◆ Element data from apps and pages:
%%
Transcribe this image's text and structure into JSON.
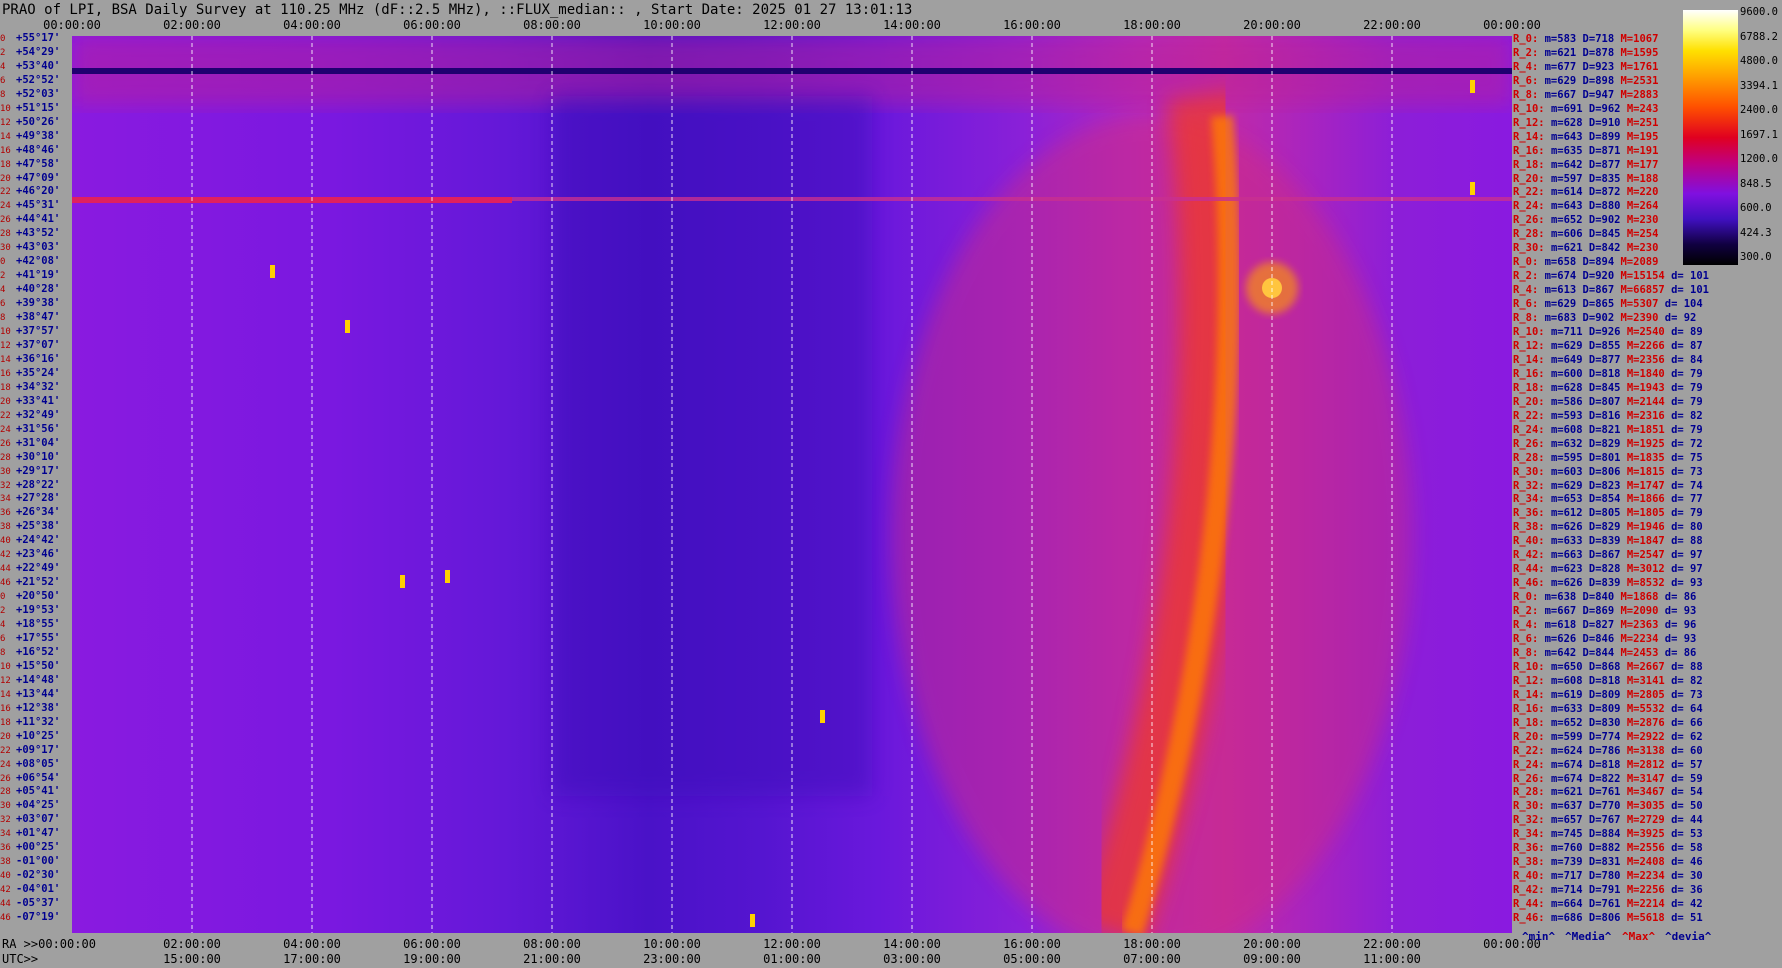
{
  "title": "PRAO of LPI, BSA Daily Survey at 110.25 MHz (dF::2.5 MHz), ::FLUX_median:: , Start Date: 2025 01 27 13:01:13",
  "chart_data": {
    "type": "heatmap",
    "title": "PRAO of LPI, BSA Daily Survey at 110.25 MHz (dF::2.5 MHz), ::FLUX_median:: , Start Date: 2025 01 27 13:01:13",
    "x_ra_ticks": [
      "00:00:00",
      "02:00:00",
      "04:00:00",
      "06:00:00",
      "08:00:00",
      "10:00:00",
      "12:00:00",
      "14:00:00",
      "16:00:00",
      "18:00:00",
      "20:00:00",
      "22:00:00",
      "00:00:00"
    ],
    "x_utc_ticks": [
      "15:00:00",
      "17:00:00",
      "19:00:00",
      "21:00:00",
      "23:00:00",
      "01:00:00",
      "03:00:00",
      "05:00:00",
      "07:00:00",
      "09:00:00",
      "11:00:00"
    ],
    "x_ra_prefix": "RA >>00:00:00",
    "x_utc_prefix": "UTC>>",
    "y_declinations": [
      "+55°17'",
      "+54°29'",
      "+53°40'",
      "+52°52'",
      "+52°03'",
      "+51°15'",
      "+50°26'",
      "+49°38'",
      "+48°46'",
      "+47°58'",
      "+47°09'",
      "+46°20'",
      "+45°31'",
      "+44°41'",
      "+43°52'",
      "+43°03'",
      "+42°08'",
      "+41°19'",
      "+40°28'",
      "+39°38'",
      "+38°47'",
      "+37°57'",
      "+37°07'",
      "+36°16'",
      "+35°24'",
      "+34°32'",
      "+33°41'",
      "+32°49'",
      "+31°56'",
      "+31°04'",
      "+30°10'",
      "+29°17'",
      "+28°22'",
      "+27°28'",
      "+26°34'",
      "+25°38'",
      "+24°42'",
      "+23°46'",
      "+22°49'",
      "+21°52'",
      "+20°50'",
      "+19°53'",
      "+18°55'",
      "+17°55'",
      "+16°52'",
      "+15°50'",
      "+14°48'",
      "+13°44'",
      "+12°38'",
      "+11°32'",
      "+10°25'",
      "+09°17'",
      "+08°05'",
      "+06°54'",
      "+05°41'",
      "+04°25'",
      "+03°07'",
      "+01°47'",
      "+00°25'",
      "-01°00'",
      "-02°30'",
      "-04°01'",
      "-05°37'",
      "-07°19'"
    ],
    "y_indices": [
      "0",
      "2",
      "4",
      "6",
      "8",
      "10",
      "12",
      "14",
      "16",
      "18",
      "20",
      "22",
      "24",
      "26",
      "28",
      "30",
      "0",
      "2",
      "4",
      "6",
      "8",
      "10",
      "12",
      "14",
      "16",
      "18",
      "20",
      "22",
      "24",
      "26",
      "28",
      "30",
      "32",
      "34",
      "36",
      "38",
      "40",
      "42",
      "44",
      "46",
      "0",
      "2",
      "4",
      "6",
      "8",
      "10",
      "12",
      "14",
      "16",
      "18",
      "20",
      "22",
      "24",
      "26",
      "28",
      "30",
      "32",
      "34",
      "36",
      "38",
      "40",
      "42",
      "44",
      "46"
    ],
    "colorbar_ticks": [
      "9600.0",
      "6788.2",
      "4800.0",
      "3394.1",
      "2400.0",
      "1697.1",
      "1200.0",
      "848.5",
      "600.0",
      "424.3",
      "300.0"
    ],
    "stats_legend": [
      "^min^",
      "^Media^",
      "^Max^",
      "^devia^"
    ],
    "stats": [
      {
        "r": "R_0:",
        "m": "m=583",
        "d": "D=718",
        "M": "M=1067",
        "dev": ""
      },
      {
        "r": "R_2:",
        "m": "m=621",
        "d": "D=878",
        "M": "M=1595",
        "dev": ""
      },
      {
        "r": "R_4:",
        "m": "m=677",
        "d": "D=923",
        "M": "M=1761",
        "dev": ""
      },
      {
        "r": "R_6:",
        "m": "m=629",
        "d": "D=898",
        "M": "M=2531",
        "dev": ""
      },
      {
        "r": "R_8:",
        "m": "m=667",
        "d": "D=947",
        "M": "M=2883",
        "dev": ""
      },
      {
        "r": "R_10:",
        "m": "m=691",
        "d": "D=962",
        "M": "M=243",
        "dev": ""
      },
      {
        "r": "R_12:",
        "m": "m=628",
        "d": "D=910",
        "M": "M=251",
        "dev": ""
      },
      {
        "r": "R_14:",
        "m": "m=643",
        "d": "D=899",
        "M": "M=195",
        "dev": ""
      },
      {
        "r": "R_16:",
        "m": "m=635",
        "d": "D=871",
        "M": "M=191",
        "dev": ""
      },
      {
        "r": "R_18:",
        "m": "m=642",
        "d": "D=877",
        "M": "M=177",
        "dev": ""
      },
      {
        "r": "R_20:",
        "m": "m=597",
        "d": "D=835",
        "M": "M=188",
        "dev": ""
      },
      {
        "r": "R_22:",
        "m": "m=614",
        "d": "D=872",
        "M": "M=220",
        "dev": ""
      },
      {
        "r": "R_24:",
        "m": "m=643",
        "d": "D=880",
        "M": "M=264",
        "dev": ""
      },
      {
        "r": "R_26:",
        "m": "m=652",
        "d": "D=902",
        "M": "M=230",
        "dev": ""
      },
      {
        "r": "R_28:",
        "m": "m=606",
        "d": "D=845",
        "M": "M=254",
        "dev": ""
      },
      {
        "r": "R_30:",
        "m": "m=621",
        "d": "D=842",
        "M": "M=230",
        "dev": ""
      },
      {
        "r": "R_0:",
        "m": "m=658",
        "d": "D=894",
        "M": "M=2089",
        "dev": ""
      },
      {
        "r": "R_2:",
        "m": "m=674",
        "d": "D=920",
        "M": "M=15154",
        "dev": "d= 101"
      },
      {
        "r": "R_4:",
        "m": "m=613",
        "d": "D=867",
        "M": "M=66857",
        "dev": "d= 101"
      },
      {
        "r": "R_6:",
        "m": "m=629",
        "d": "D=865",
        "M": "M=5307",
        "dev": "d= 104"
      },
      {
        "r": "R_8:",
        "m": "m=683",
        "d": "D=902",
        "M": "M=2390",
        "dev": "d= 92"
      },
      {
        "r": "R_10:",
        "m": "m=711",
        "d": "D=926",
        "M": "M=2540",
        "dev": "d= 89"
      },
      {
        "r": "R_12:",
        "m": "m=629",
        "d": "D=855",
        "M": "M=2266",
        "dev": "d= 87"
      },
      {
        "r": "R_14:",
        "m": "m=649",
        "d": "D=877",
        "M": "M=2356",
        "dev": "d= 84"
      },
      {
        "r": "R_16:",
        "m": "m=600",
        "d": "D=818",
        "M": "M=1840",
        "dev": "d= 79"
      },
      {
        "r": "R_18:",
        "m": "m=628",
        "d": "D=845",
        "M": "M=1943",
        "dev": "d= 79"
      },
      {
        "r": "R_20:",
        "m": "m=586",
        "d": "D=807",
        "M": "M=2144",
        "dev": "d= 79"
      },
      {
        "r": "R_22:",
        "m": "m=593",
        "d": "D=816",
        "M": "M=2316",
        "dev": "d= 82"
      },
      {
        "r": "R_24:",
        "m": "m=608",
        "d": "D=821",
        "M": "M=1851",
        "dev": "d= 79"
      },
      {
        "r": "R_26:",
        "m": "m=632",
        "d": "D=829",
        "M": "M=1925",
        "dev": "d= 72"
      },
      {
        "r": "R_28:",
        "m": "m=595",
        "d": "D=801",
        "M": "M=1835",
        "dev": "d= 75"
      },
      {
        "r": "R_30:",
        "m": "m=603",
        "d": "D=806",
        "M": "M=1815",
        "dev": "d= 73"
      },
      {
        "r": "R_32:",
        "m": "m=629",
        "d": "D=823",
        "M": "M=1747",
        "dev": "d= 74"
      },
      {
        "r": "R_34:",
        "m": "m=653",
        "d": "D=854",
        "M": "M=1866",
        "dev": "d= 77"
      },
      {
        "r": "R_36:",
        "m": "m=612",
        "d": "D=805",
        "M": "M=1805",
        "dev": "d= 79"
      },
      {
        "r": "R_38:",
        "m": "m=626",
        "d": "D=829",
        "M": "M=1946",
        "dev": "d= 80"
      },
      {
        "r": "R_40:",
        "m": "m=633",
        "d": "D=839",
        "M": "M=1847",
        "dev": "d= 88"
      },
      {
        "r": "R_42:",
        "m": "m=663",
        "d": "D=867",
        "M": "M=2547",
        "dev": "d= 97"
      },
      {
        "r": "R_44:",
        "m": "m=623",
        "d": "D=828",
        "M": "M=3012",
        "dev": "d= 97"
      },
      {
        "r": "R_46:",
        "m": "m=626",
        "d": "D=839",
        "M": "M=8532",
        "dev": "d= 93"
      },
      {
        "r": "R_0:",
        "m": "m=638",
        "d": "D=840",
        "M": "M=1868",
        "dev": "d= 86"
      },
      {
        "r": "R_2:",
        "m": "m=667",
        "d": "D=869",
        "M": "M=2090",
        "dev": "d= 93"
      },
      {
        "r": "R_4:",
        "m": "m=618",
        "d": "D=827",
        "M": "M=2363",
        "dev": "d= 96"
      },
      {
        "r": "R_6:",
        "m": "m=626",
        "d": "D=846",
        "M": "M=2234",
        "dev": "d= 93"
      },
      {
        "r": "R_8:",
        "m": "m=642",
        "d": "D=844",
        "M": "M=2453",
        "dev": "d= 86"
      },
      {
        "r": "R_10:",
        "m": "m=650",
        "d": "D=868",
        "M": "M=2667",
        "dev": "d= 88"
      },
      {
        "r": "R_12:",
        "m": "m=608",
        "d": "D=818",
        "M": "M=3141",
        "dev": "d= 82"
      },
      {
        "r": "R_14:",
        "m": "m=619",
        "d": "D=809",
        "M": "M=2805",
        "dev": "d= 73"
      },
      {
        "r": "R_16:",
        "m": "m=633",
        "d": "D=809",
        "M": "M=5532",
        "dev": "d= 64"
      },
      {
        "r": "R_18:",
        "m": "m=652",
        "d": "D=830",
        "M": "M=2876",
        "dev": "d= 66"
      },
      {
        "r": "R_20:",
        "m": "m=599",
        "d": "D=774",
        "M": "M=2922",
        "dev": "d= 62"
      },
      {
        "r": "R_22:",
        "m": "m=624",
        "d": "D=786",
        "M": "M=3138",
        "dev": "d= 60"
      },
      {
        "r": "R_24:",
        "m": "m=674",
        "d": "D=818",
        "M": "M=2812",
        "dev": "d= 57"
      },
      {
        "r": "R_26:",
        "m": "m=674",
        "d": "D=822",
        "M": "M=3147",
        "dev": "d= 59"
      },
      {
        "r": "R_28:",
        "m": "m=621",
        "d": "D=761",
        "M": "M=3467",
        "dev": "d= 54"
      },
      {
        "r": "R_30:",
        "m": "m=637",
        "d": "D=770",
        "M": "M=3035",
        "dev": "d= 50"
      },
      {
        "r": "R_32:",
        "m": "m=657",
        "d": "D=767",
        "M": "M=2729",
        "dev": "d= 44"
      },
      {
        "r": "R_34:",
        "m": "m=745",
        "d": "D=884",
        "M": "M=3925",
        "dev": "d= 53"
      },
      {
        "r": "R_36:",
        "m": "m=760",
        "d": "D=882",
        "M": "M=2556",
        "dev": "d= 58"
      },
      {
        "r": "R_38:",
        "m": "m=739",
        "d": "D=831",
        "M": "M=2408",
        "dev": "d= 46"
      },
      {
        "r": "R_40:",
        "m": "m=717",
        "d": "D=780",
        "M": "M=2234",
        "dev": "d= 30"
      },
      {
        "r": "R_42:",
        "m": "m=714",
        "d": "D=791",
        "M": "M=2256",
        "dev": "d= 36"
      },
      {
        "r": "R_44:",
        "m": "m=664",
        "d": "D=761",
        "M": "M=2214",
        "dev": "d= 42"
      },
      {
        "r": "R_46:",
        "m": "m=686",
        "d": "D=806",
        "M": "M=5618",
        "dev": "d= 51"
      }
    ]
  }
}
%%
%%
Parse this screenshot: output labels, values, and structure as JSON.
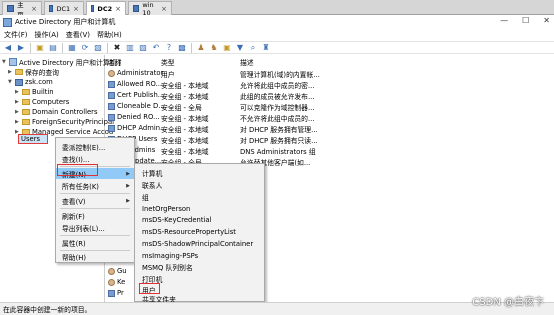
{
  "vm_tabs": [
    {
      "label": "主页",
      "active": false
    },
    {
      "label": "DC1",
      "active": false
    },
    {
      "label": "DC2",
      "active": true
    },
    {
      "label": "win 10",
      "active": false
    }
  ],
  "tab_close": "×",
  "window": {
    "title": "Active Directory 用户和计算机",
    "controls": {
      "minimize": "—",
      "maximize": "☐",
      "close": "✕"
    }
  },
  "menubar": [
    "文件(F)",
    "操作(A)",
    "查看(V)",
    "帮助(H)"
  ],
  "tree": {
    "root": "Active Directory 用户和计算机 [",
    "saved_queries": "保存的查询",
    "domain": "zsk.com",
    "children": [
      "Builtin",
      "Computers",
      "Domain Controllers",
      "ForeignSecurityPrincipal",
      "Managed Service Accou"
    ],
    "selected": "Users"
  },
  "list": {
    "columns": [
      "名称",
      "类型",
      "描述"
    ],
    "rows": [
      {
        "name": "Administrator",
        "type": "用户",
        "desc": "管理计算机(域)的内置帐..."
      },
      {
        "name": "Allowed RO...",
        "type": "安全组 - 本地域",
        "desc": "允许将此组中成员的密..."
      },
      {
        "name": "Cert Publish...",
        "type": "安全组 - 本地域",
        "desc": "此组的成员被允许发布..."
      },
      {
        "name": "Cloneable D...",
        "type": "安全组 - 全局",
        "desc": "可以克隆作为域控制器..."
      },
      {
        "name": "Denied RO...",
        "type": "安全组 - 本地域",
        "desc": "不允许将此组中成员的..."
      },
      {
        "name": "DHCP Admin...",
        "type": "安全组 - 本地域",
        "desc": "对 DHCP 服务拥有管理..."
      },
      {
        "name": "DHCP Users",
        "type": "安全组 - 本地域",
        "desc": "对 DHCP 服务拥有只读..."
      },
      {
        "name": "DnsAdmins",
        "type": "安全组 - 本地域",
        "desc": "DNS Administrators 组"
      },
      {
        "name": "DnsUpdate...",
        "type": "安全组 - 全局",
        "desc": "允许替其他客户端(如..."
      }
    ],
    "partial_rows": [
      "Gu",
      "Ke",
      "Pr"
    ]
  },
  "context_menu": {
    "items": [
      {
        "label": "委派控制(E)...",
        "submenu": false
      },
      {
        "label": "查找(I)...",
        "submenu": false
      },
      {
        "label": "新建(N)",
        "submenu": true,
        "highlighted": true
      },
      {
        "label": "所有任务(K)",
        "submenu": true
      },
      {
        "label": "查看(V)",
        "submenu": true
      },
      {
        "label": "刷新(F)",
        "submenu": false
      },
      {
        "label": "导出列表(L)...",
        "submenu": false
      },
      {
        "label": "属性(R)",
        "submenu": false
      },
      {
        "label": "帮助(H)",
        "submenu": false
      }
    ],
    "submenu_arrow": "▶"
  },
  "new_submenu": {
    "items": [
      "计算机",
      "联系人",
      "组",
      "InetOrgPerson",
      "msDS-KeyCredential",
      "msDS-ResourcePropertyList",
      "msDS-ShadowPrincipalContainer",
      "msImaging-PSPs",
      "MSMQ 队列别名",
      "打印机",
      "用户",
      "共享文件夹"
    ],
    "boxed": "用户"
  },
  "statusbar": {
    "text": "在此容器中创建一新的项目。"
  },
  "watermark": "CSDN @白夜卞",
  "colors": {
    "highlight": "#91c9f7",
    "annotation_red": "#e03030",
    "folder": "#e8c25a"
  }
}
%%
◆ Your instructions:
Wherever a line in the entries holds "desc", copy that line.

◆ Response area:
        "desc": "管理计算机(域)的内置帐..."
        "desc": "允许将此组中成员的密..."
        "desc": "此组的成员被允许发布..."
        "desc": "可以克隆作为域控制器..."
        "desc": "不允许将此组中成员的..."
        "desc": "对 DHCP 服务拥有管理..."
        "desc": "对 DHCP 服务拥有只读..."
        "desc": "DNS Administrators 组"
        "desc": "允许替其他客户端(如..."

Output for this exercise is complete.